|Sometimes a "background" makes a good subject in itself. Here, it's sunrise reflections in a lake surface.|
|The white egret facing right in the background complements the dark heron facing left in the foreground. Try to use background elements to enhance the image, rather than detract from it.||
A Bit About Backgrounds
It's easy to get so wrapped up in your main subject that you don't notice what's going on in the background. Rest assured, the camera will note and duly record whatever falls within the image frame, whether you notice it or not.
Ideally, the background elements should work with the subject to create a coherent "whole" picture. I lieu of that, at least the background shouldn't detract from the overall image.
With fast-moving action subjects, you can't carefully examine the background as you shoot. But you can inspect the background area before you shoot, and move to a different camera position if the background is distracting where you first set up.

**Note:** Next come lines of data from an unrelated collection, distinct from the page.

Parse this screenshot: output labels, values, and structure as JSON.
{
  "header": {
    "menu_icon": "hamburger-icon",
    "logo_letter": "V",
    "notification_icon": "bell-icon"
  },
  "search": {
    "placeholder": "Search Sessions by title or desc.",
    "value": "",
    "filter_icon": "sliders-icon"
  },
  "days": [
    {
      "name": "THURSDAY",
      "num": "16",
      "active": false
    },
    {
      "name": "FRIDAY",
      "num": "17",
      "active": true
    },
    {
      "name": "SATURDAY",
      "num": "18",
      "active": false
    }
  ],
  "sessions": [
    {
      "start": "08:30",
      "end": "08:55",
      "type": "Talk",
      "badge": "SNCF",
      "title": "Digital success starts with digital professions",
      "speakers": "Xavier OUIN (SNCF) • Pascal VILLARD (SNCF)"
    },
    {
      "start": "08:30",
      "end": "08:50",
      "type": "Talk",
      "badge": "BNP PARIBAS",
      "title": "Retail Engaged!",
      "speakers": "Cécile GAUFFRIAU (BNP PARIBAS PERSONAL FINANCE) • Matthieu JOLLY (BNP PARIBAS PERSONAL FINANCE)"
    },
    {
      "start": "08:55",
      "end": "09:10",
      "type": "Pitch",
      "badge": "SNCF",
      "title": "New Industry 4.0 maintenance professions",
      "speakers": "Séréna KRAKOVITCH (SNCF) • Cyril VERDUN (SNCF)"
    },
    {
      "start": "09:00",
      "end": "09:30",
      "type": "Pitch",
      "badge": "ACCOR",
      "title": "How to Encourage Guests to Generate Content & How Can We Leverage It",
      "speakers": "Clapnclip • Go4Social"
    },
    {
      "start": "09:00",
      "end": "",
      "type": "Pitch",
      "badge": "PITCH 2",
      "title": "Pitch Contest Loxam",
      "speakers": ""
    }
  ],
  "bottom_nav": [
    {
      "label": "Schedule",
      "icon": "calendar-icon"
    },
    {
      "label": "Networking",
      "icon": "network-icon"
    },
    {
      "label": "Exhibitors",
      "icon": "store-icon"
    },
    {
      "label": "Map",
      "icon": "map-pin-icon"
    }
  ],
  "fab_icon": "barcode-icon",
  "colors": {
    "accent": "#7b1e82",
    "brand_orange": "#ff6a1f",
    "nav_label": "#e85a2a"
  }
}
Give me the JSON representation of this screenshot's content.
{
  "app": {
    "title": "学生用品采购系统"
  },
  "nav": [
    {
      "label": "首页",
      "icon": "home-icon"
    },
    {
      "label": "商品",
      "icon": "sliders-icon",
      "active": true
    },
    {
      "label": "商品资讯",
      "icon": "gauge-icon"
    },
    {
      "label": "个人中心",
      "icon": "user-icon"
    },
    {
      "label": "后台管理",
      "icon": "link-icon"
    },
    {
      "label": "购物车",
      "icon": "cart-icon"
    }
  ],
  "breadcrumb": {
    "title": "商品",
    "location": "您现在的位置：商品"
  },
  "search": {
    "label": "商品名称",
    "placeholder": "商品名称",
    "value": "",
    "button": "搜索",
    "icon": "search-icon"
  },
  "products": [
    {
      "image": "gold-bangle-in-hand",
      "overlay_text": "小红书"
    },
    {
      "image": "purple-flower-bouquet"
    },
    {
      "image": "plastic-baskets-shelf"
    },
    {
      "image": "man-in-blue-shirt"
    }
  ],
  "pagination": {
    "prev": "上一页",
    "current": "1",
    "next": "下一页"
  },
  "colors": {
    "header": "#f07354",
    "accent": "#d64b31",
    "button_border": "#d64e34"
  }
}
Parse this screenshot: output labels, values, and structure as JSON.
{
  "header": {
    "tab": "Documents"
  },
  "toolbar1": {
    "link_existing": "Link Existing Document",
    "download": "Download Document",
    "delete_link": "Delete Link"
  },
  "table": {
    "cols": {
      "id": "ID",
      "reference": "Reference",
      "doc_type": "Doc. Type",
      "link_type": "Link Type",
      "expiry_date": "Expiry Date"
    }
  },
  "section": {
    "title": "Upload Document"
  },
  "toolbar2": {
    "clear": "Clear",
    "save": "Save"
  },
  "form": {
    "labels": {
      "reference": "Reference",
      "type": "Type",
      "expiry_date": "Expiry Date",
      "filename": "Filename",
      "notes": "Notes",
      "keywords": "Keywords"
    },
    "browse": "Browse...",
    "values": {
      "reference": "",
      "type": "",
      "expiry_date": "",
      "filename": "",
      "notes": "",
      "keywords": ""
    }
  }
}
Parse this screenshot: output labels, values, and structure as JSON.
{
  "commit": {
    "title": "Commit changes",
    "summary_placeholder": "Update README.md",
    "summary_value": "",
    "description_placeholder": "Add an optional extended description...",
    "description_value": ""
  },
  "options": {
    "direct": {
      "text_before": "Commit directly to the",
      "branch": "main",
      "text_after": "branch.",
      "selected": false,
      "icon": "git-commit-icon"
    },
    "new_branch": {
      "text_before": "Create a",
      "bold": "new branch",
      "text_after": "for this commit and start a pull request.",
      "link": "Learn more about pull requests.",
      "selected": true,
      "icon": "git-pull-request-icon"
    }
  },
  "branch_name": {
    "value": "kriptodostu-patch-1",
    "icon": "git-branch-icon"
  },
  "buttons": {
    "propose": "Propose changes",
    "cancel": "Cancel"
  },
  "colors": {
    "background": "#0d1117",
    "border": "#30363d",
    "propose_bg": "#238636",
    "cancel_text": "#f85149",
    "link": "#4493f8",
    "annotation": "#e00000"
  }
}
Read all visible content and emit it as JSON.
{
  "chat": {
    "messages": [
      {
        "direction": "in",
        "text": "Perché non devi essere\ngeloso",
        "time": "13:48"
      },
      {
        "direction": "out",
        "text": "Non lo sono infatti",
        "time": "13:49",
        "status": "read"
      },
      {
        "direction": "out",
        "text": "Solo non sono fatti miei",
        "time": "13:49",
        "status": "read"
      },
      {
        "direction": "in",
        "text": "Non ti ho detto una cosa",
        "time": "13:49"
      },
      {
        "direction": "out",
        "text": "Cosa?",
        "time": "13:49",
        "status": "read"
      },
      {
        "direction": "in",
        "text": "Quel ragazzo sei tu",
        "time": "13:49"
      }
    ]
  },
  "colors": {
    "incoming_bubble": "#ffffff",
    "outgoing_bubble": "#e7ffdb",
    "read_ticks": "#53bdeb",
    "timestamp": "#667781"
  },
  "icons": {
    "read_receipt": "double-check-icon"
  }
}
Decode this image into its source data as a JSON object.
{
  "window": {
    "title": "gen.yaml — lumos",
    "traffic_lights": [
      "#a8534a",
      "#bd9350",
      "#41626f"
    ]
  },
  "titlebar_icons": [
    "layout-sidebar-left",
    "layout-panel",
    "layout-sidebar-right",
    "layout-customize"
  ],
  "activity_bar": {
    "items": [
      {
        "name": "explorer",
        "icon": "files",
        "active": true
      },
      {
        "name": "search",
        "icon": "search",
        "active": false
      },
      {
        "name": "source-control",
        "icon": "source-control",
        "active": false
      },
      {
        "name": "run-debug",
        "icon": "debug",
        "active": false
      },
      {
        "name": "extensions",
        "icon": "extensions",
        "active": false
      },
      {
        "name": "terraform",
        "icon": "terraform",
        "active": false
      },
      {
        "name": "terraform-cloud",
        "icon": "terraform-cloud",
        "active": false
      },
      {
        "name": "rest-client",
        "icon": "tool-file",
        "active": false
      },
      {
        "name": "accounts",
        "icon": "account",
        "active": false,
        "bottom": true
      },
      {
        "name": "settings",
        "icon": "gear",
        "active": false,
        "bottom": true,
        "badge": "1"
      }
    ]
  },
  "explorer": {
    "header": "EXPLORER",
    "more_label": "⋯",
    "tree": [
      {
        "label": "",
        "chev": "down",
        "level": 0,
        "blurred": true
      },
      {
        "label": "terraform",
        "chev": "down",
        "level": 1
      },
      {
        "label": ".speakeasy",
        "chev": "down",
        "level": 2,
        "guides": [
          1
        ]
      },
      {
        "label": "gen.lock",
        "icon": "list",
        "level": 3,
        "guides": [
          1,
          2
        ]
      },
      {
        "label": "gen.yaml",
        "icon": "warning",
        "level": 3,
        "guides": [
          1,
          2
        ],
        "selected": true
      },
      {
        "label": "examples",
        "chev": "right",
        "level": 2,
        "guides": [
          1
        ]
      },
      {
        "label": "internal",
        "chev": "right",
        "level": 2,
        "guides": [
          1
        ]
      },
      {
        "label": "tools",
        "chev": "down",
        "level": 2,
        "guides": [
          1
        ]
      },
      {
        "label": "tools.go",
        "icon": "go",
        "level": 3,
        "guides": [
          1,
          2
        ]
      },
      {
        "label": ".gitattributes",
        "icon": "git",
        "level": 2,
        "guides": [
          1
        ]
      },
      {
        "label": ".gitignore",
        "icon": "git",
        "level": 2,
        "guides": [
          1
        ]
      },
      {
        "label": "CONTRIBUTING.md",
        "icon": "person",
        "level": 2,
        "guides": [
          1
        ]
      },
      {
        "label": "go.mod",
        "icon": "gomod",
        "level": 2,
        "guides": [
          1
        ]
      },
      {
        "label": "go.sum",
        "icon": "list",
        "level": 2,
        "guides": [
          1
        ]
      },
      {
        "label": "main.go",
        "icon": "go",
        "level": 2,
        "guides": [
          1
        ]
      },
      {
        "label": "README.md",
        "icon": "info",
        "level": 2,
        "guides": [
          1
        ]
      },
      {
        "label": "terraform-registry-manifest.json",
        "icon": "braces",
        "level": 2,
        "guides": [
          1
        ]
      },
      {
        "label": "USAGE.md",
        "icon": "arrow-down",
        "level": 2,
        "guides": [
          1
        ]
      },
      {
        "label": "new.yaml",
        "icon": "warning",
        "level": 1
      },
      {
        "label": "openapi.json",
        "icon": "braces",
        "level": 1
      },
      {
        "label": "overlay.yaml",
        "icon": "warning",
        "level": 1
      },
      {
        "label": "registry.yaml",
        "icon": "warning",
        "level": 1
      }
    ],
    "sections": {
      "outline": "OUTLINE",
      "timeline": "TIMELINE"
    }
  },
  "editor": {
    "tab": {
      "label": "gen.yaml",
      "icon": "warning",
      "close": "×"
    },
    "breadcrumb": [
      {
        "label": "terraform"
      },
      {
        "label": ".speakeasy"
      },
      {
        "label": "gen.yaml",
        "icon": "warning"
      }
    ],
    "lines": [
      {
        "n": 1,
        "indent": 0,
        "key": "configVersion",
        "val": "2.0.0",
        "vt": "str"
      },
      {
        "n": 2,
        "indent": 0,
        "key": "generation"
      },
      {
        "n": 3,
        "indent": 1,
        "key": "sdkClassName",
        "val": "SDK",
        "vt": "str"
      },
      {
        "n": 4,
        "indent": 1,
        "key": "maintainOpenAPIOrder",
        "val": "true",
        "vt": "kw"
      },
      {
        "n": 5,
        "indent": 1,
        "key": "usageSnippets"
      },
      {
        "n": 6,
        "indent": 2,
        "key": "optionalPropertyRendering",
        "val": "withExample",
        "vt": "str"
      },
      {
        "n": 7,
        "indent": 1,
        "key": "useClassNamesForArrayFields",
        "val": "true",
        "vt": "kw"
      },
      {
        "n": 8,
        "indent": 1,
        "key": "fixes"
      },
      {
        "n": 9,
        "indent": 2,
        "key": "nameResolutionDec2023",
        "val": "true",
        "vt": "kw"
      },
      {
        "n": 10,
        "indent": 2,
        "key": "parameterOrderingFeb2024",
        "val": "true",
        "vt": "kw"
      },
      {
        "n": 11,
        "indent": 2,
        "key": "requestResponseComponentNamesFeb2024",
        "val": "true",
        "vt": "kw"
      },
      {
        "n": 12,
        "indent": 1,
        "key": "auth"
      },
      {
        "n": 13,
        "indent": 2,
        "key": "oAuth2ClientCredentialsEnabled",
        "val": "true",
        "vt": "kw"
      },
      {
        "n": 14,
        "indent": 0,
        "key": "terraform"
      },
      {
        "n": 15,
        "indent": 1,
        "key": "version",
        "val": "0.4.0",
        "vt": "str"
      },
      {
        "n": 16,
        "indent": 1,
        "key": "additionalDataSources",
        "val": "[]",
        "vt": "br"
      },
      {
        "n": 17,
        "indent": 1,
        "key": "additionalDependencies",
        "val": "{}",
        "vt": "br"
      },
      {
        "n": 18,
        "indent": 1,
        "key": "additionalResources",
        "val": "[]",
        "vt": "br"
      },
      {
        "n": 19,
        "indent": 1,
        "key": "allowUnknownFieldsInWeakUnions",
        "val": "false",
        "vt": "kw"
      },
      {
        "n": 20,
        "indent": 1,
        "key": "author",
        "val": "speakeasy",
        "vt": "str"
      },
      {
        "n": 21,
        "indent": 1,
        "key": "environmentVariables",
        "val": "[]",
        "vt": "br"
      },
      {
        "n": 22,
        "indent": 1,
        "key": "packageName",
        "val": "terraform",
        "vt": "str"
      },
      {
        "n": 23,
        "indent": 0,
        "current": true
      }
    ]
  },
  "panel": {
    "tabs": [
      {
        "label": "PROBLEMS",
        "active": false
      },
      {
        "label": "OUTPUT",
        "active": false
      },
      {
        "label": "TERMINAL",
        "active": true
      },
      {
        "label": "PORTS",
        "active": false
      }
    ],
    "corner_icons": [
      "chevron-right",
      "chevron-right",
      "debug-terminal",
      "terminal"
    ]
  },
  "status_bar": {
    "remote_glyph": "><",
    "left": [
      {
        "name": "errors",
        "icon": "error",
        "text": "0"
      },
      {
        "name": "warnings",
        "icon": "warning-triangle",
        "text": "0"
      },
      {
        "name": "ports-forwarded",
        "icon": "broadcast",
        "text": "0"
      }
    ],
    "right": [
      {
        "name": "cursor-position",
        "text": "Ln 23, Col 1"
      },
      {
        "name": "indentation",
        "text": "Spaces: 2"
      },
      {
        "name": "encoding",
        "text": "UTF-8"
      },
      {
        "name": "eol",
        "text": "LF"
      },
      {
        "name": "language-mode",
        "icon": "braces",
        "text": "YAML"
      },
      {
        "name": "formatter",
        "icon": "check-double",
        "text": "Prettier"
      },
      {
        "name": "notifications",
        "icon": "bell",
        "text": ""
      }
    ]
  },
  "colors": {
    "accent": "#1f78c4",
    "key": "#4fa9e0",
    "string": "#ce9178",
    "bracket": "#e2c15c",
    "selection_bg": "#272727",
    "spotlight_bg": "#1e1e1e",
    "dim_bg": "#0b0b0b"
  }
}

Generally, it's best to try to photograph dark subjects against lighter backgrounds, and light subjects against darker backgrounds, but watch your exposure in these situations: Built-in camera meters are easily fooled by bright, dark or contrasty subjects, so it's best to switch to manual exposure mode and read just the subject, increasing the metered exposure by 1.5 stops or so if reading a light subject, or decreasing the exposure 1.5 stops or so if reading a dark subject (bracketing exposure is a good idea here). With the right lighting, you can get good shots of light subjects against light backgrounds, and dark subjects against dark ones.